Flyers general manager Ron Hextall acknowledged Zepp was on his radar during his time in Los Angeles. A few other teams were interested then, too, including the Flyers under Paul Holmgren.

"He was on a lot of radars," Hextall said. "I think after you see a guy win five championships, it's time to get him off the radar and on your team."

Zepp said he thinks his sensational debut provides his "previous resumé with that much more credibility," because he did it on a level NHL executives are familiar with. He earned the respect and trust of coach Craig Berube, who said Zepp's "style, quickness and structure in his game" gave the coach confidence.

In case this all never came to pass, Zepp earned a bachelor's degree from the University of Waterloo in Ontario and a master's degree in business administration from the United Kingdom's respected University of Liverpool.

On his entry-level NHL contract with Carolina, he noticed a small clause in the deal that provided an allotment for a few thousand dollars every year for college education.

"I'm not sure how many guys took advantage of it," Zepp said, laughing. "But I saw that and certainly did."

He wrote his master's thesis on "providing a set of guidelines to enhance motivation in teams," not just in the sports world, but also in business. Heading back to the Phantoms, his motivation is clear.

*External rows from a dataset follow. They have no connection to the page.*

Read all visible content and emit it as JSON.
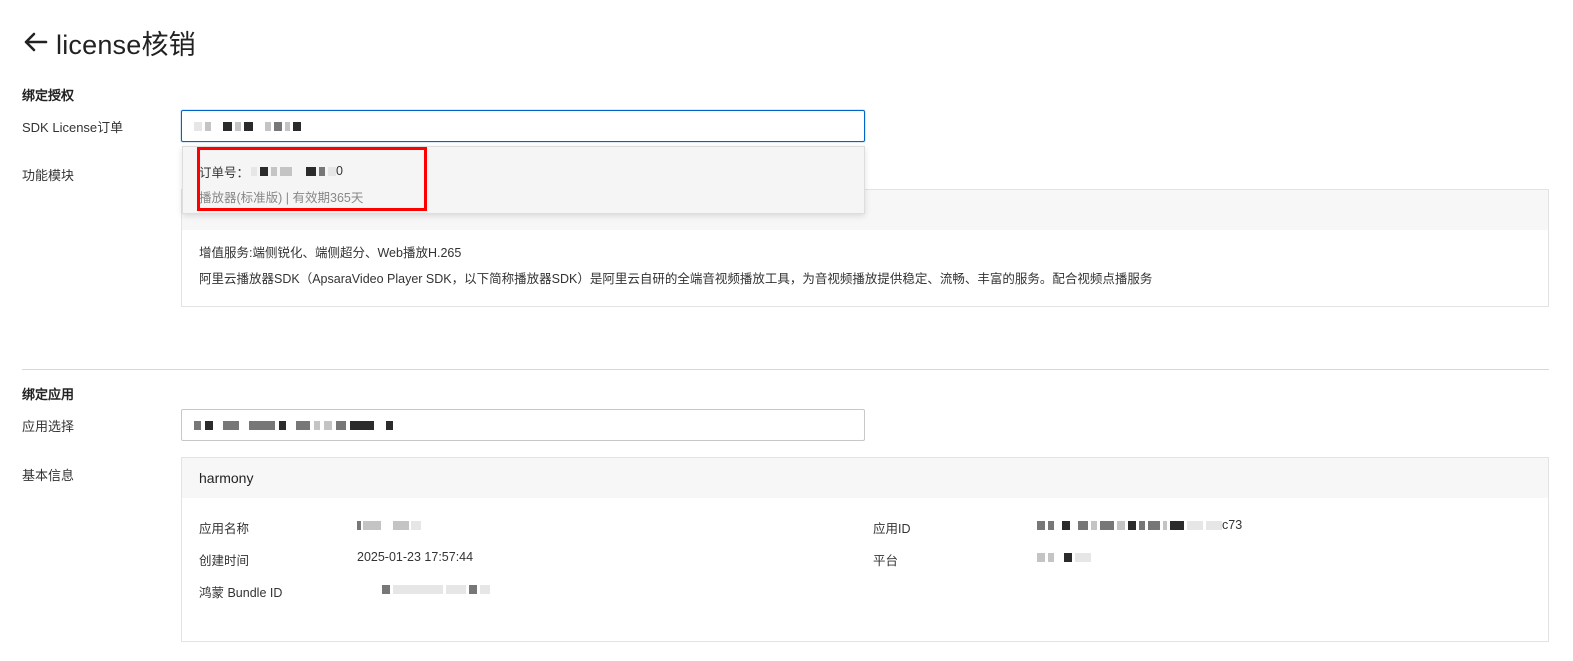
{
  "header": {
    "title": "license核销",
    "back_icon": "arrow-left-icon"
  },
  "bind_license": {
    "section_title": "绑定授权",
    "order_label": "SDK License订单",
    "module_label": "功能模块",
    "dropdown": {
      "order_prefix": "订单号：",
      "order_suffix": "0",
      "order_detail": "播放器(标准版) | 有效期365天"
    },
    "module_card": {
      "header": "",
      "value_services": "增值服务:端侧锐化、端侧超分、Web播放H.265",
      "description": "阿里云播放器SDK（ApsaraVideo Player SDK，以下简称播放器SDK）是阿里云自研的全端音视频播放工具，为音视频播放提供稳定、流畅、丰富的服务。配合视频点播服务"
    }
  },
  "bind_app": {
    "section_title": "绑定应用",
    "app_select_label": "应用选择",
    "basic_info_label": "基本信息",
    "info_card": {
      "header": "harmony",
      "app_name_label": "应用名称",
      "create_time_label": "创建时间",
      "create_time_value": "2025-01-23 17:57:44",
      "bundle_id_label": "鸿蒙 Bundle ID",
      "app_id_label": "应用ID",
      "app_id_suffix": "c73",
      "platform_label": "平台"
    }
  },
  "colors": {
    "focus_border": "#0064c8",
    "highlight": "#ff0000",
    "card_header_bg": "#f7f7f7"
  }
}
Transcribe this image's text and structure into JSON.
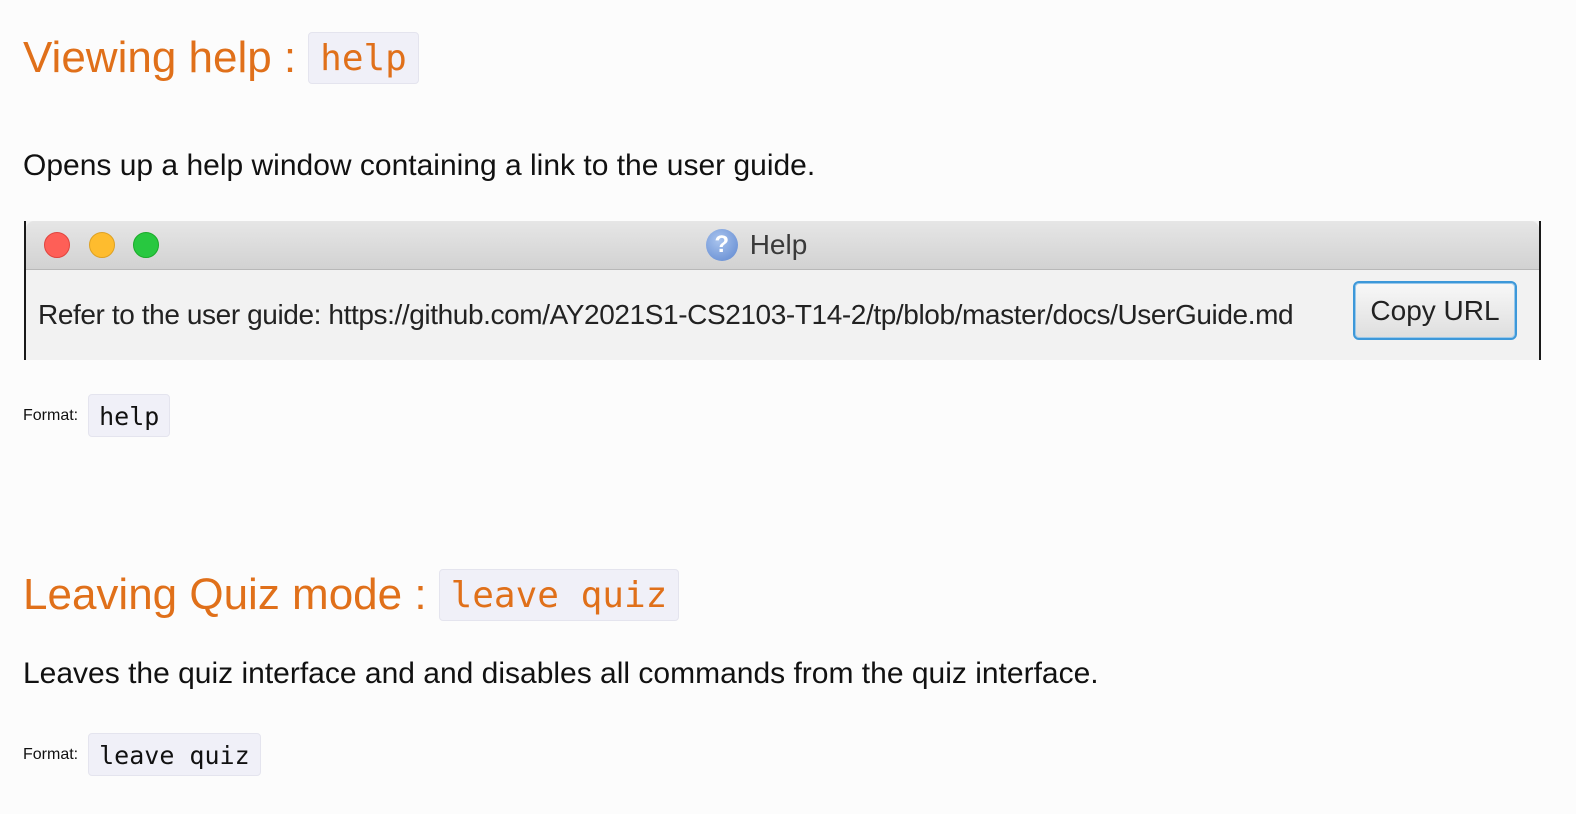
{
  "sections": [
    {
      "title": "Viewing help :",
      "command": "help",
      "description": "Opens up a help window containing a link to the user guide.",
      "format_label": "Format:",
      "format_code": "help"
    },
    {
      "title": "Leaving Quiz mode :",
      "command": "leave quiz",
      "description": "Leaves the quiz interface and and disables all commands from the quiz interface.",
      "format_label": "Format:",
      "format_code": "leave quiz"
    }
  ],
  "help_window": {
    "title": "Help",
    "title_icon": "question-icon",
    "message": "Refer to the user guide: https://github.com/AY2021S1-CS2103-T14-2/tp/blob/master/docs/UserGuide.md",
    "copy_button_label": "Copy URL"
  },
  "colors": {
    "heading": "#e0701a",
    "code_background": "#f0f0f8",
    "button_focus": "#3d98d9",
    "traffic_close": "#fe5f57",
    "traffic_minimize": "#febc2e",
    "traffic_maximize": "#28c840"
  }
}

"This is the best hockey in the world. This is why we play," Zepp said. "To get a taste, to maybe have that opportunity to do it on a full-time basis, not that I needed motivation before, but I certainly have. I've been here and done it. You don't build a career on one game. You build a career over time."